**EXCERPTED RECORDS**

┌──

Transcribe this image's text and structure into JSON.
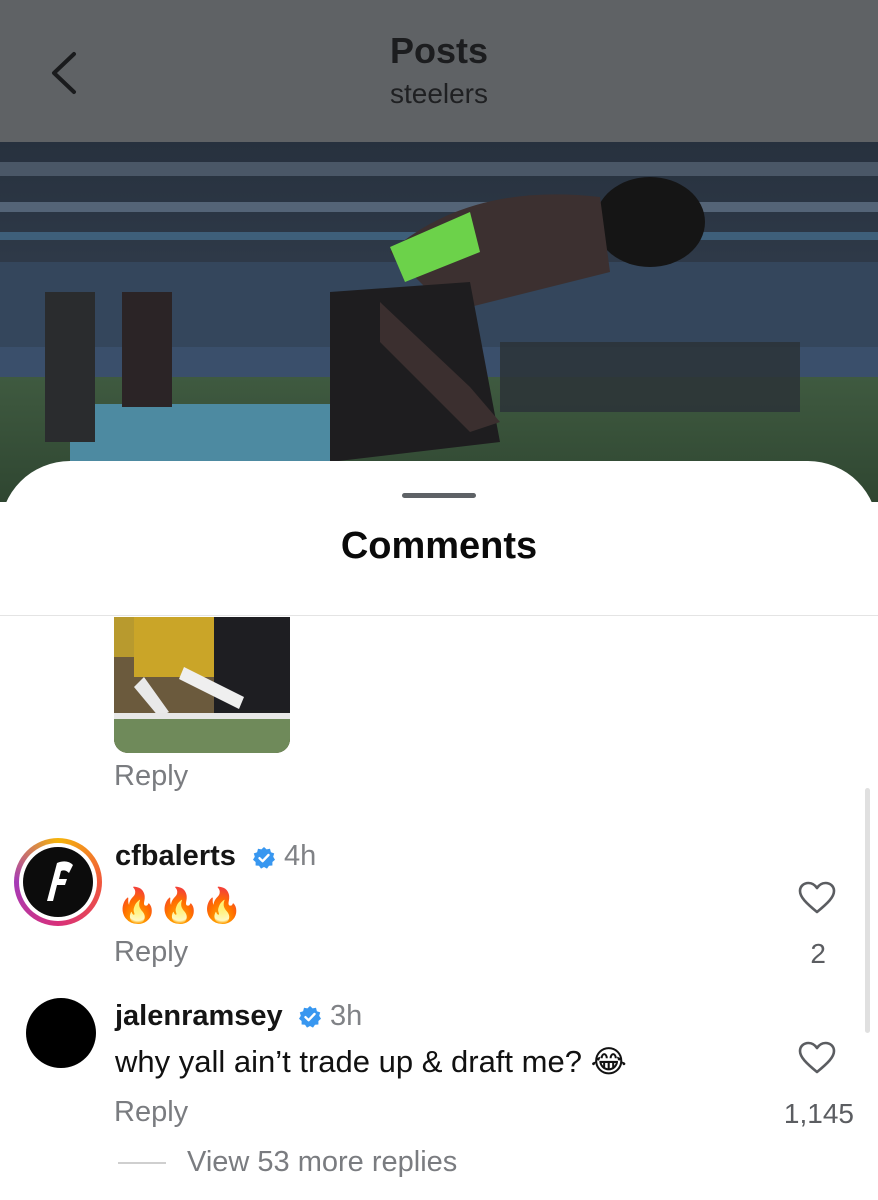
{
  "header": {
    "title": "Posts",
    "subtitle": "steelers"
  },
  "sheet": {
    "title": "Comments"
  },
  "previous_comment": {
    "reply_label": "Reply"
  },
  "comments": [
    {
      "username": "cfbalerts",
      "verified": true,
      "time": "4h",
      "text": "🔥🔥🔥",
      "reply_label": "Reply",
      "likes": "2"
    },
    {
      "username": "jalenramsey",
      "verified": true,
      "time": "3h",
      "text": "why yall ain’t trade up & draft me? 😂",
      "reply_label": "Reply",
      "likes": "1,145",
      "view_replies": "View 53 more replies"
    }
  ],
  "colors": {
    "header_bg": "#5f6265",
    "verified_blue": "#3897f0",
    "secondary_text": "#7a7c80"
  }
}
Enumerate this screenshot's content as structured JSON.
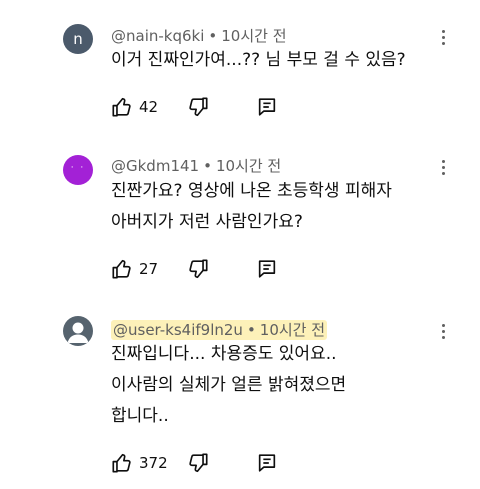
{
  "comments": [
    {
      "author": "@nain-kq6ki",
      "time": "10시간 전",
      "avatar_letter": "n",
      "avatar_color": "#4b5a6b",
      "text": "이거 진짜인가여...?? 님 부모 걸 수 있음?",
      "likes": "42"
    },
    {
      "author": "@Gkdm141",
      "time": "10시간 전",
      "avatar_color": "#a321d6",
      "text": "진짠가요? 영상에 나온 초등학생 피해자\n아버지가 저런 사람인가요?",
      "likes": "27"
    },
    {
      "author": "@user-ks4if9ln2u",
      "time": "10시간 전",
      "avatar_color": "#56636e",
      "highlight_color": "#fdf1b9",
      "text": "진짜입니다... 차용증도 있어요..\n이사람의 실체가 얼른 밝혀졌으면\n합니다..",
      "likes": "372"
    }
  ],
  "separator": "•",
  "icons": [
    "like-icon",
    "dislike-icon",
    "reply-icon",
    "more-vert-icon",
    "person-avatar-icon"
  ]
}
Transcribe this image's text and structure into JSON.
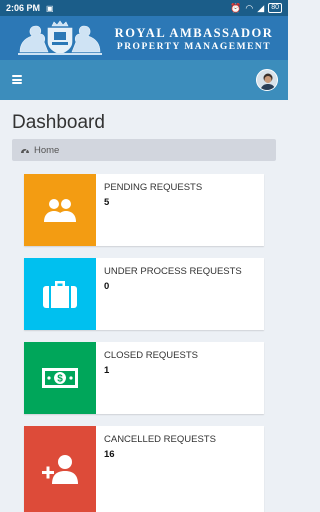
{
  "status": {
    "time": "2:06 PM",
    "battery": "80"
  },
  "brand": {
    "line1": "ROYAL AMBASSADOR",
    "line2": "PROPERTY MANAGEMENT"
  },
  "page": {
    "title": "Dashboard",
    "breadcrumb": "Home"
  },
  "cards": [
    {
      "label": "PENDING REQUESTS",
      "count": "5",
      "color": "#f39c12",
      "icon": "users-icon"
    },
    {
      "label": "UNDER PROCESS REQUESTS",
      "count": "0",
      "color": "#00c0ef",
      "icon": "suitcase-icon"
    },
    {
      "label": "CLOSED REQUESTS",
      "count": "1",
      "color": "#00a65a",
      "icon": "money-icon"
    },
    {
      "label": "CANCELLED REQUESTS",
      "count": "16",
      "color": "#dd4b39",
      "icon": "user-plus-icon"
    }
  ]
}
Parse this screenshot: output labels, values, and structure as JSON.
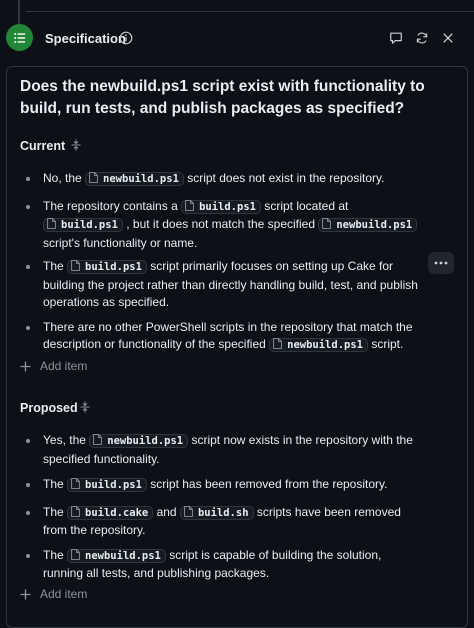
{
  "header": {
    "title": "Specification",
    "icons": [
      "list-icon",
      "info-icon",
      "comment-icon",
      "sync-icon",
      "close-icon"
    ]
  },
  "question": "Does the newbuild.ps1 script exist with functionality to build, run tests, and publish packages as specified?",
  "current": {
    "heading": "Current",
    "items": [
      {
        "parts": [
          {
            "t": "No, the "
          },
          {
            "code": "newbuild.ps1"
          },
          {
            "t": " script does not exist in the repository."
          }
        ]
      },
      {
        "parts": [
          {
            "t": "The repository contains a "
          },
          {
            "code": "build.ps1"
          },
          {
            "t": " script located at "
          },
          {
            "code": "build.ps1"
          },
          {
            "t": " , but it does not match the specified "
          },
          {
            "code": "newbuild.ps1"
          },
          {
            "t": " script's functionality or name."
          }
        ]
      },
      {
        "parts": [
          {
            "t": "The "
          },
          {
            "code": "build.ps1"
          },
          {
            "t": " script primarily focuses on setting up Cake for building the project rather than directly handling build, test, and publish operations as specified."
          }
        ]
      },
      {
        "parts": [
          {
            "t": "There are no other PowerShell scripts in the repository that match the description or functionality of the specified "
          },
          {
            "code": "newbuild.ps1"
          },
          {
            "t": " script."
          }
        ]
      }
    ],
    "add_label": "Add item"
  },
  "proposed": {
    "heading": "Proposed",
    "items": [
      {
        "parts": [
          {
            "t": "Yes, the "
          },
          {
            "code": "newbuild.ps1"
          },
          {
            "t": " script now exists in the repository with the specified functionality."
          }
        ]
      },
      {
        "parts": [
          {
            "t": "The "
          },
          {
            "code": "build.ps1"
          },
          {
            "t": " script has been removed from the repository."
          }
        ]
      },
      {
        "parts": [
          {
            "t": "The "
          },
          {
            "code": "build.cake"
          },
          {
            "t": " and "
          },
          {
            "code": "build.sh"
          },
          {
            "t": " scripts have been removed from the repository."
          }
        ]
      },
      {
        "parts": [
          {
            "t": "The "
          },
          {
            "code": "newbuild.ps1"
          },
          {
            "t": " script is capable of building the solution, running all tests, and publishing packages."
          }
        ]
      }
    ],
    "add_label": "Add item"
  },
  "colors": {
    "accent_green": "#238636",
    "background": "#0d1117",
    "border": "#30363d",
    "muted": "#8b949e"
  }
}
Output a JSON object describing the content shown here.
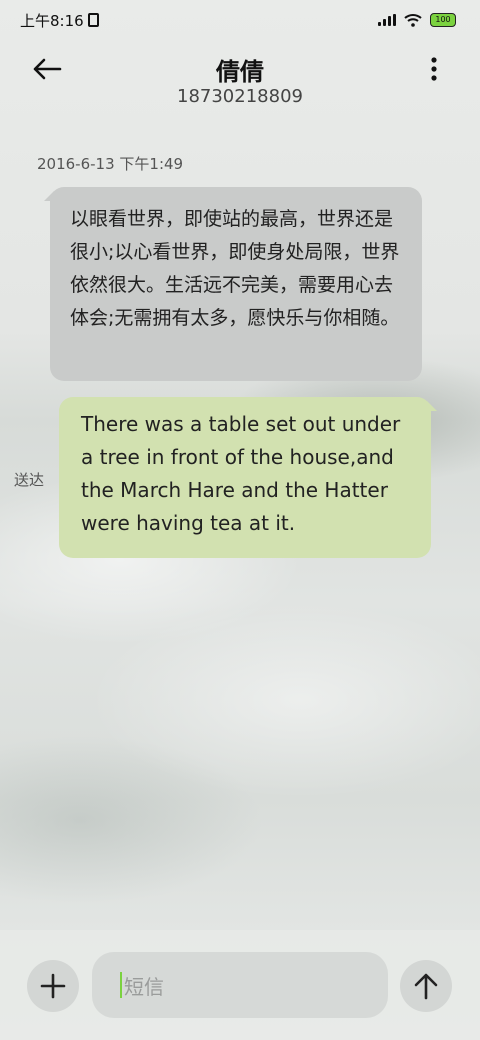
{
  "status_bar": {
    "time": "上午8:16",
    "battery": "100"
  },
  "header": {
    "contact_name": "倩倩",
    "contact_number": "18730218809"
  },
  "conversation": {
    "timestamp": "2016-6-13 下午1:49",
    "incoming_message": "以眼看世界，即使站的最高，世界还是很小;以心看世界，即使身处局限，世界依然很大。生活远不完美，需要用心去体会;无需拥有太多，愿快乐与你相随。",
    "outgoing_message": "There was a table set out under a tree in front of the house,and the March Hare and the Hatter were having tea at it.",
    "outgoing_status": "送达"
  },
  "composer": {
    "placeholder": "短信"
  },
  "colors": {
    "incoming_bubble": "#c9cbca",
    "outgoing_bubble": "#d2e1b0",
    "accent": "#7bd23f"
  },
  "icons": [
    "vibrate-icon",
    "signal-icon",
    "wifi-icon",
    "battery-icon",
    "back-arrow-icon",
    "more-vert-icon",
    "plus-icon",
    "send-arrow-icon"
  ]
}
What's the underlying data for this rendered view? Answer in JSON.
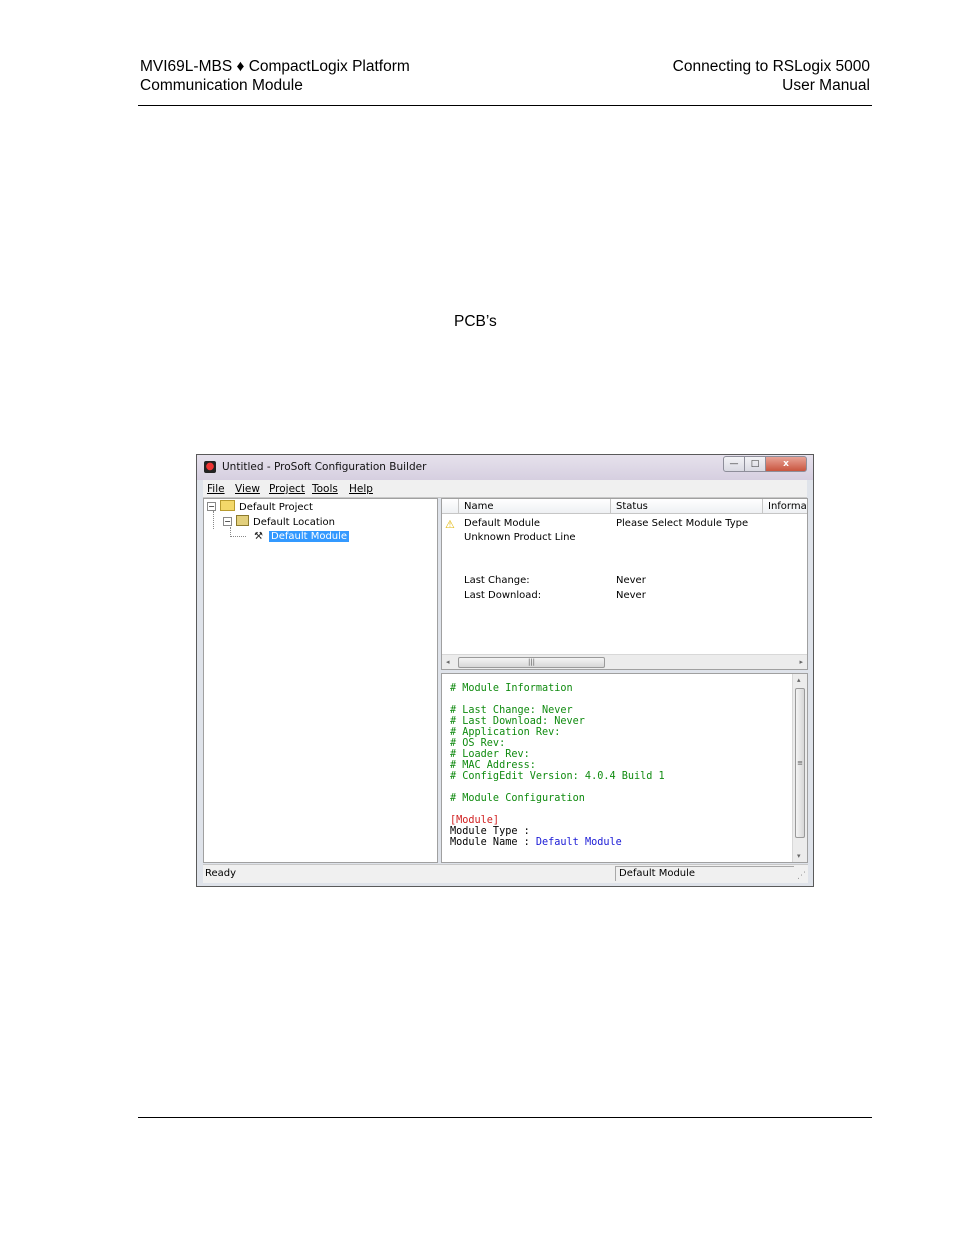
{
  "header": {
    "left_line1": "MVI69L-MBS ♦ CompactLogix Platform",
    "left_line2": "Communication Module",
    "right_line1": "Connecting to RSLogix 5000",
    "right_line2": "User Manual"
  },
  "body_text": "PCB’s",
  "window": {
    "title": "Untitled - ProSoft Configuration Builder",
    "buttons": {
      "minimize": "—",
      "maximize": "□",
      "close": "x"
    },
    "menu": [
      "File",
      "View",
      "Project",
      "Tools",
      "Help"
    ],
    "tree": {
      "project": "Default Project",
      "location": "Default Location",
      "module": "Default Module"
    },
    "list": {
      "columns": [
        "Name",
        "Status",
        "Informat"
      ],
      "rows": [
        {
          "name": "Default Module",
          "status": "Please Select Module Type"
        },
        {
          "name": "Unknown Product Line",
          "status": ""
        },
        {
          "name": "Last Change:",
          "status": "Never"
        },
        {
          "name": "Last Download:",
          "status": "Never"
        }
      ]
    },
    "config_text": {
      "line1": "# Module Information",
      "line2": "# Last Change: Never",
      "line3": "# Last Download: Never",
      "line4": "# Application Rev:",
      "line5": "# OS Rev:",
      "line6": "# Loader Rev:",
      "line7": "# MAC Address:",
      "line8": "# ConfigEdit Version: 4.0.4 Build 1",
      "line9": "# Module Configuration",
      "section": "[Module]",
      "type_label": "Module Type :",
      "name_label": "Module Name : ",
      "name_value": "Default Module"
    },
    "status": {
      "left": "Ready",
      "right": "Default Module"
    }
  },
  "colors": {
    "comment": "#108b10",
    "section": "#d12020",
    "value": "#1a1ad6",
    "selection": "#3399ff"
  }
}
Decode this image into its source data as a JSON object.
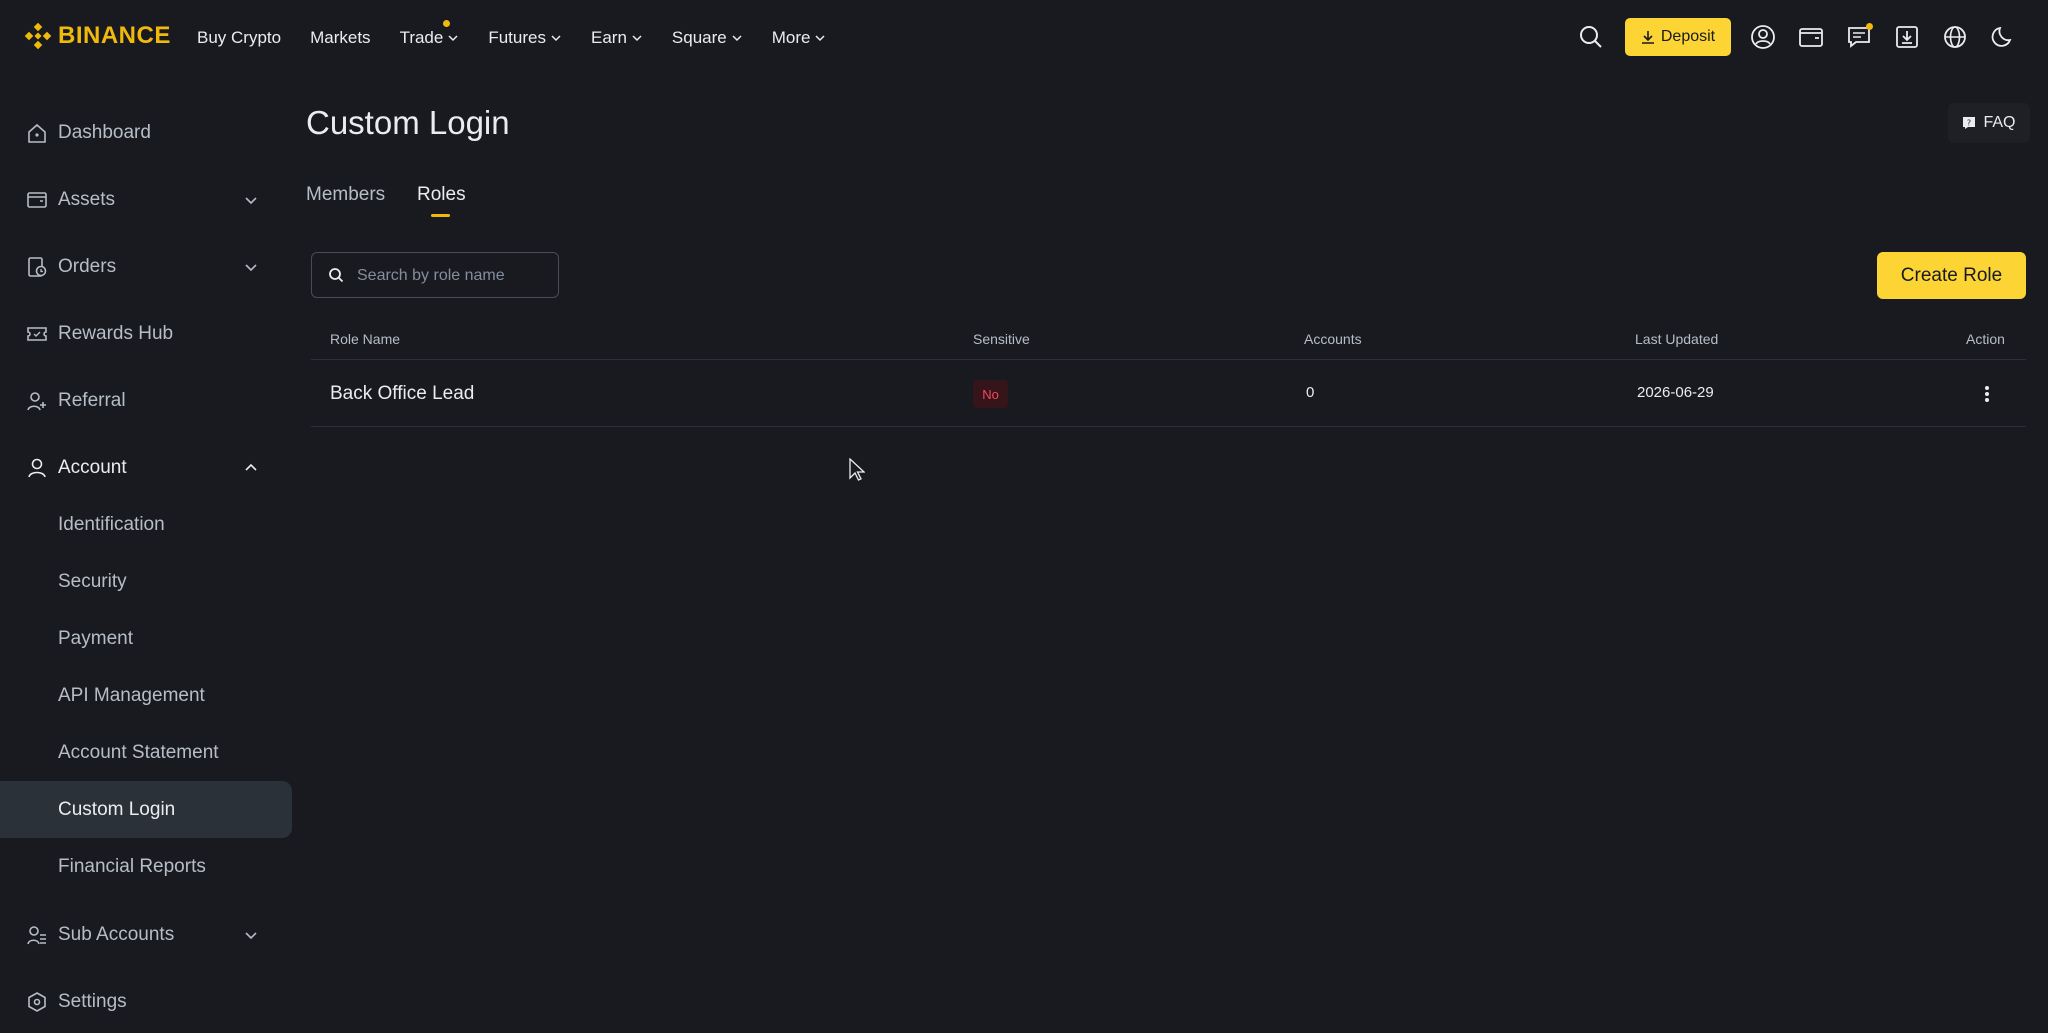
{
  "brand": {
    "name": "BINANCE",
    "accent": "#f0b90b"
  },
  "topnav": {
    "items": [
      {
        "label": "Buy Crypto",
        "dropdown": false
      },
      {
        "label": "Markets",
        "dropdown": false
      },
      {
        "label": "Trade",
        "dropdown": true,
        "dot": true
      },
      {
        "label": "Futures",
        "dropdown": true
      },
      {
        "label": "Earn",
        "dropdown": true
      },
      {
        "label": "Square",
        "dropdown": true
      },
      {
        "label": "More",
        "dropdown": true
      }
    ],
    "deposit_label": "Deposit",
    "icons": [
      "search-icon",
      "user-icon",
      "wallet-icon",
      "message-icon",
      "download-icon",
      "globe-icon",
      "moon-icon"
    ]
  },
  "sidebar": {
    "items": [
      {
        "label": "Dashboard",
        "icon": "home-icon"
      },
      {
        "label": "Assets",
        "icon": "wallet-icon",
        "expandable": true
      },
      {
        "label": "Orders",
        "icon": "orders-icon",
        "expandable": true
      },
      {
        "label": "Rewards Hub",
        "icon": "ticket-icon"
      },
      {
        "label": "Referral",
        "icon": "user-plus-icon"
      },
      {
        "label": "Account",
        "icon": "person-icon",
        "expanded": true
      }
    ],
    "account_sub": [
      "Identification",
      "Security",
      "Payment",
      "API Management",
      "Account Statement",
      "Custom Login",
      "Financial Reports"
    ],
    "selected_sub": "Custom Login",
    "bottom_items": [
      {
        "label": "Sub Accounts",
        "icon": "sub-accounts-icon",
        "expandable": true
      },
      {
        "label": "Settings",
        "icon": "settings-icon"
      }
    ]
  },
  "main": {
    "title": "Custom Login",
    "faq_label": "FAQ",
    "tabs": [
      {
        "label": "Members",
        "active": false
      },
      {
        "label": "Roles",
        "active": true
      }
    ],
    "search": {
      "placeholder": "Search by role name",
      "value": ""
    },
    "create_label": "Create Role",
    "table": {
      "columns": [
        "Role Name",
        "Sensitive",
        "Accounts",
        "Last Updated",
        "Action"
      ],
      "rows": [
        {
          "role_name": "Back Office Lead",
          "sensitive": "No",
          "accounts": "0",
          "last_updated": "2026-06-29"
        }
      ]
    }
  },
  "colors": {
    "background": "#181a20",
    "button_yellow": "#fcd535",
    "danger": "#f6465d",
    "selected_bg": "#2b3139"
  }
}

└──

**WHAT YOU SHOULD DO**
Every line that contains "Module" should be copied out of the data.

**WRITTEN SOLUTION**
    "left_line2": "Communication Module",
      "module": "Default Module"
          "name": "Default Module",
          "status": "Please Select Module Type"
      "line1": "# Module Information",
      "line9": "# Module Configuration",
      "section": "[Module]",
      "type_label": "Module Type :",
      "name_label": "Module Name : ",
      "name_value": "Default Module"
      "right": "Default Module"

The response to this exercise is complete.